# Problem requirements
Every entry, start to finish, should be printed verbatim without pictures.

# Component data from apps and pages
- - - - -
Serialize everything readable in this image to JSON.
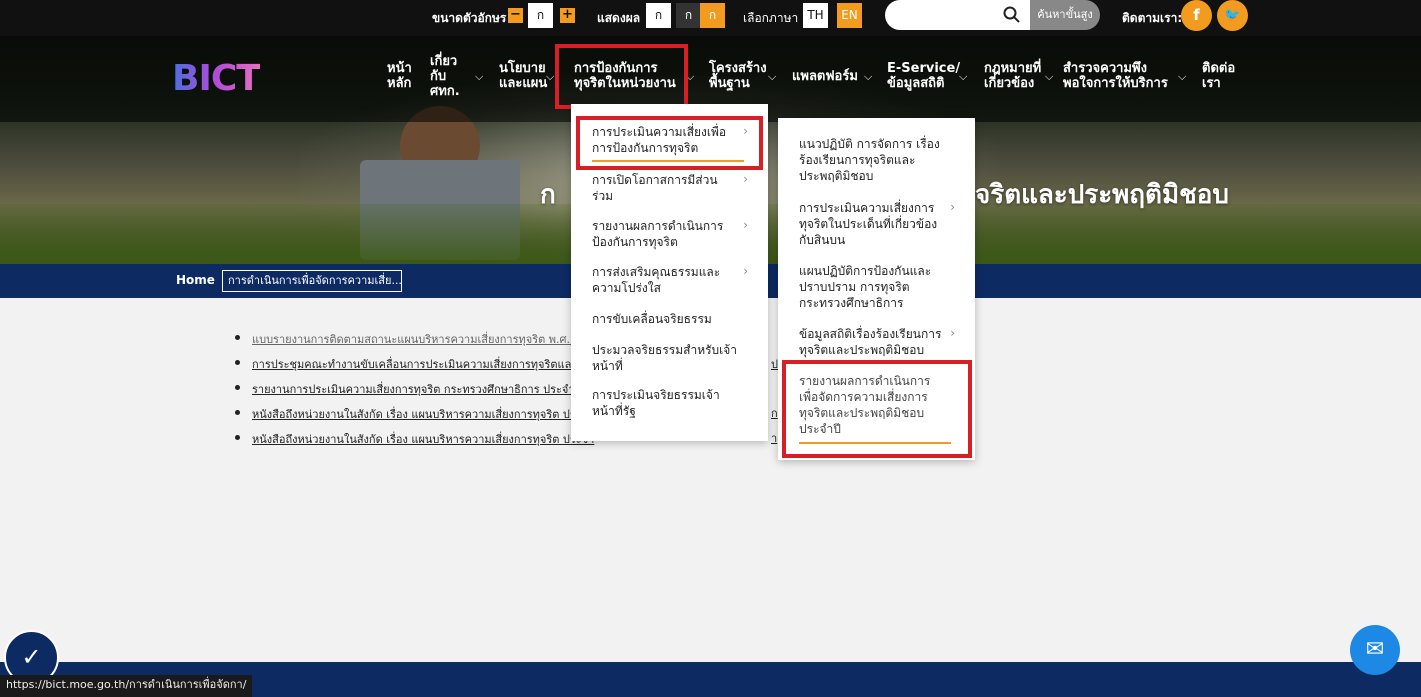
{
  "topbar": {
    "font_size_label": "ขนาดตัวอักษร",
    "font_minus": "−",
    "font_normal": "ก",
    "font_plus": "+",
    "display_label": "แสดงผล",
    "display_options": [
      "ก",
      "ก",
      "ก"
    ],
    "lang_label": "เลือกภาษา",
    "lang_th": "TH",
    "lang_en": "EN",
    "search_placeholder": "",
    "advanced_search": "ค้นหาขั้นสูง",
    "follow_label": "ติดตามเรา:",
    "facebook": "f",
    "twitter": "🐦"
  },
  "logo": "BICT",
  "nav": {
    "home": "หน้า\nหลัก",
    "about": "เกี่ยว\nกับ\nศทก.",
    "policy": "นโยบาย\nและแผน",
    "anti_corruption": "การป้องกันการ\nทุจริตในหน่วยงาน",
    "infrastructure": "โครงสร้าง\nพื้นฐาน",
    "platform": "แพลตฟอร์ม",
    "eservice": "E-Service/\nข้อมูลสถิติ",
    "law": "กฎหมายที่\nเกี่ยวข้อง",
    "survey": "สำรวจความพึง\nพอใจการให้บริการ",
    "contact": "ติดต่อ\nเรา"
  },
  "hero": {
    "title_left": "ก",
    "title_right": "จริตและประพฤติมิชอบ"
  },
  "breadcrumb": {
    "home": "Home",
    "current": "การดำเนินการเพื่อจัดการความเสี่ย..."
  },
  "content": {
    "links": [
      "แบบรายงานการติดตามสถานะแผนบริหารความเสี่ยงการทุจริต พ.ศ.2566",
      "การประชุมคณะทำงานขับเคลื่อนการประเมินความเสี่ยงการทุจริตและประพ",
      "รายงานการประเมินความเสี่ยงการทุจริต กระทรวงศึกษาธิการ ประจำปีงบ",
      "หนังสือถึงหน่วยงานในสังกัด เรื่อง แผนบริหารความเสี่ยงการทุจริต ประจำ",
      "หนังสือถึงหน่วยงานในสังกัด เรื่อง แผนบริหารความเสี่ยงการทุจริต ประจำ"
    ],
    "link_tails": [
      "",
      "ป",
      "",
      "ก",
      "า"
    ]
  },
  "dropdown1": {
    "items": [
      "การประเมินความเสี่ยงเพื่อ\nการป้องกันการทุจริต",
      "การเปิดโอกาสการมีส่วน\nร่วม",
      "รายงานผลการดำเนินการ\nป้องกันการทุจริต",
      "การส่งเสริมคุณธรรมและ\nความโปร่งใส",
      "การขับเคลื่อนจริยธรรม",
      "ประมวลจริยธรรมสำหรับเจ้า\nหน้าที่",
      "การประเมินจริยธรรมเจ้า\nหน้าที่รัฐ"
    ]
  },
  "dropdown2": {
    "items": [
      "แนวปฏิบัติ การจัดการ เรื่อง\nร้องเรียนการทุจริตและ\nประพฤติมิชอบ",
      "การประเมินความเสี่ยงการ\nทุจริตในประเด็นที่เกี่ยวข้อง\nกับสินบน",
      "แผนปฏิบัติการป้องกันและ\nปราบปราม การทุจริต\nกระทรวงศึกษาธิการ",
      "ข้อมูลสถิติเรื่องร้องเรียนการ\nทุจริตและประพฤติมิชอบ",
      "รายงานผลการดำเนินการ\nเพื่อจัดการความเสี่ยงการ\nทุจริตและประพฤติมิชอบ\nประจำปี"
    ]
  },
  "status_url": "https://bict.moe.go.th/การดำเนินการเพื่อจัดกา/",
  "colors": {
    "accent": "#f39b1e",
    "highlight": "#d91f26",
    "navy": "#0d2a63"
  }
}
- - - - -
# Exercise solution
Serialize everything readable in this image to JSON.
{
  "topbar": {
    "font_size_label": "ขนาดตัวอักษร",
    "font_minus": "−",
    "font_normal": "ก",
    "font_plus": "+",
    "display_label": "แสดงผล",
    "display_options": [
      "ก",
      "ก",
      "ก"
    ],
    "lang_label": "เลือกภาษา",
    "lang_th": "TH",
    "lang_en": "EN",
    "search_placeholder": "",
    "advanced_search": "ค้นหาขั้นสูง",
    "follow_label": "ติดตามเรา:",
    "facebook": "f",
    "twitter": "🐦"
  },
  "logo": "BICT",
  "nav": {
    "home": "หน้า\nหลัก",
    "about": "เกี่ยว\nกับ\nศทก.",
    "policy": "นโยบาย\nและแผน",
    "anti_corruption": "การป้องกันการ\nทุจริตในหน่วยงาน",
    "infrastructure": "โครงสร้าง\nพื้นฐาน",
    "platform": "แพลตฟอร์ม",
    "eservice": "E-Service/\nข้อมูลสถิติ",
    "law": "กฎหมายที่\nเกี่ยวข้อง",
    "survey": "สำรวจความพึง\nพอใจการให้บริการ",
    "contact": "ติดต่อ\nเรา"
  },
  "hero": {
    "title_left": "ก",
    "title_right": "จริตและประพฤติมิชอบ"
  },
  "breadcrumb": {
    "home": "Home",
    "current": "การดำเนินการเพื่อจัดการความเสี่ย..."
  },
  "content": {
    "links": [
      "แบบรายงานการติดตามสถานะแผนบริหารความเสี่ยงการทุจริต พ.ศ.2566",
      "การประชุมคณะทำงานขับเคลื่อนการประเมินความเสี่ยงการทุจริตและประพ",
      "รายงานการประเมินความเสี่ยงการทุจริต กระทรวงศึกษาธิการ ประจำปีงบ",
      "หนังสือถึงหน่วยงานในสังกัด เรื่อง แผนบริหารความเสี่ยงการทุจริต ประจำ",
      "หนังสือถึงหน่วยงานในสังกัด เรื่อง แผนบริหารความเสี่ยงการทุจริต ประจำ"
    ],
    "link_tails": [
      "",
      "ป",
      "",
      "ก",
      "า"
    ]
  },
  "dropdown1": {
    "items": [
      "การประเมินความเสี่ยงเพื่อ\nการป้องกันการทุจริต",
      "การเปิดโอกาสการมีส่วน\nร่วม",
      "รายงานผลการดำเนินการ\nป้องกันการทุจริต",
      "การส่งเสริมคุณธรรมและ\nความโปร่งใส",
      "การขับเคลื่อนจริยธรรม",
      "ประมวลจริยธรรมสำหรับเจ้า\nหน้าที่",
      "การประเมินจริยธรรมเจ้า\nหน้าที่รัฐ"
    ]
  },
  "dropdown2": {
    "items": [
      "แนวปฏิบัติ การจัดการ เรื่อง\nร้องเรียนการทุจริตและ\nประพฤติมิชอบ",
      "การประเมินความเสี่ยงการ\nทุจริตในประเด็นที่เกี่ยวข้อง\nกับสินบน",
      "แผนปฏิบัติการป้องกันและ\nปราบปราม การทุจริต\nกระทรวงศึกษาธิการ",
      "ข้อมูลสถิติเรื่องร้องเรียนการ\nทุจริตและประพฤติมิชอบ",
      "รายงานผลการดำเนินการ\nเพื่อจัดการความเสี่ยงการ\nทุจริตและประพฤติมิชอบ\nประจำปี"
    ]
  },
  "status_url": "https://bict.moe.go.th/การดำเนินการเพื่อจัดกา/",
  "colors": {
    "accent": "#f39b1e",
    "highlight": "#d91f26",
    "navy": "#0d2a63"
  }
}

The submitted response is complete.